When an error occurs in your VBA project then it is extremely valuable to know what caused it so that you know how to counter it. Erl function returns the line number where an error occurs. For using this, your lines of code should be numbered (The line numbers don’t have to be in any order, you can assign random numbers to the lines of code). If the line of code where the error occurred is not numbered then it will return the line number which has been numbered before this. If none of the lines are numbered then it will return 0.

Sub Test_Erl()        
    Dim lngval          As Long    
    On Error GoTo ErrHandler     
1   Debug.Print "Error handler enabled"
2   lngval = 2 / 0        
    MsgBox "An error occured in line: " & Erl    
End Sub


When we press [Alt] + [F8], a macro explorer window is displayed, which lists all available macros (Public) in the current project even if the project is password protected. In this window, we can select any macro and can run/execute it. That might be undesirable sometimes.

Using Option Private Module at the top of a module prevents all macros of that module from being displayed in the macro list.

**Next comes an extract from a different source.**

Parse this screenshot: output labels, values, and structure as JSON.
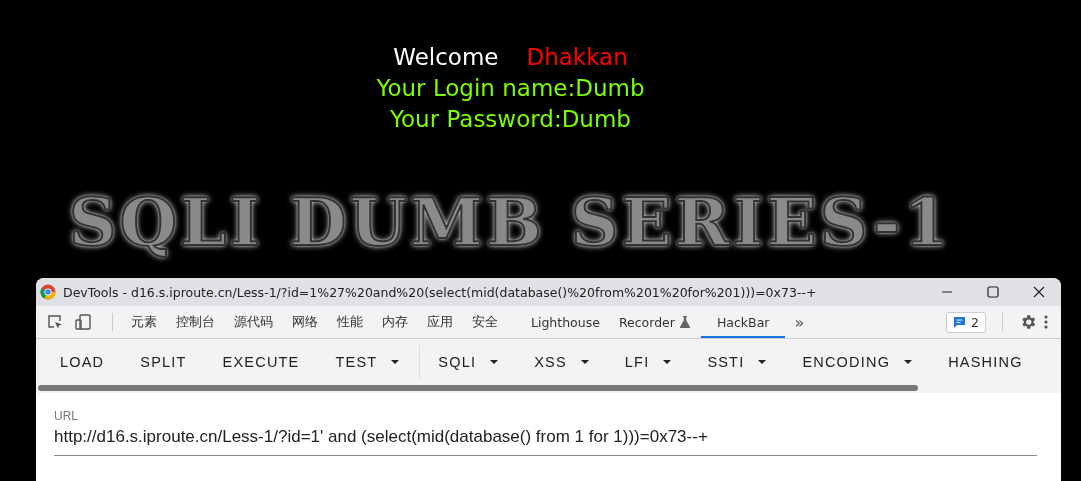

  Option Private Module
      Sub Test1()
      End Sub
      Sub Test2()
      End Sub

In the above example, procedures Test1 and Test2 will not be displayed in the macro explorer window because Option Private Module is written at the top of the module.

Basic use of  Option Private Module is to prevent macros and variables from being accessed by outside of the current projects. For more details

VBA Trick of the Week :: Conditional Compiling

Posted: June 26, 2013 by MaxFraudy in Excel, VBA

In conditional compilation, particular blocks of code in a program are compiled selectively while others are ignored (msdn)

Where Can Conditional Compiling be Used?

There are many situations where you might want to ignore certain parts of code based on a condition. e.g. you may want to create different versions based on Excel version or local language settings or some other parameter. This can be done using conditional compiling. The syntax is as below:

Dim mVers   As String

Sub Init()

    #If Win64 Then
        mVers = "Win64" ' Win64=true, Win32=true, Win16= false
        Call VerCheck
    #ElseIf win32 Then
        mVers = "Win32"  ' Win32=true, Win16=false
        Call VerCheck
    #ElseIf win16 Then
        mVers = "Win16"  ' Win16=true
        Call VerCheck
    #End If

End Sub

Sub VerCheck()
    MsgBox "Version: " & mVers, vbInformation, "Version"
End Sub

Here, the variable mVers is being assigned a value at compile time based on whether it’s a 16-bit, 32-bit or a 64-bit environment. If it’s a 32-bit environment the variable will hold “Win32” value, if it’s 16-bit then “Win16”, otherwise “Win64”.

Similarly, you can conditionally compile blocks of code by checking for the values of other available compiler constants, the list of which can be found here

You could also define your own Compiler Constants as below: (more…)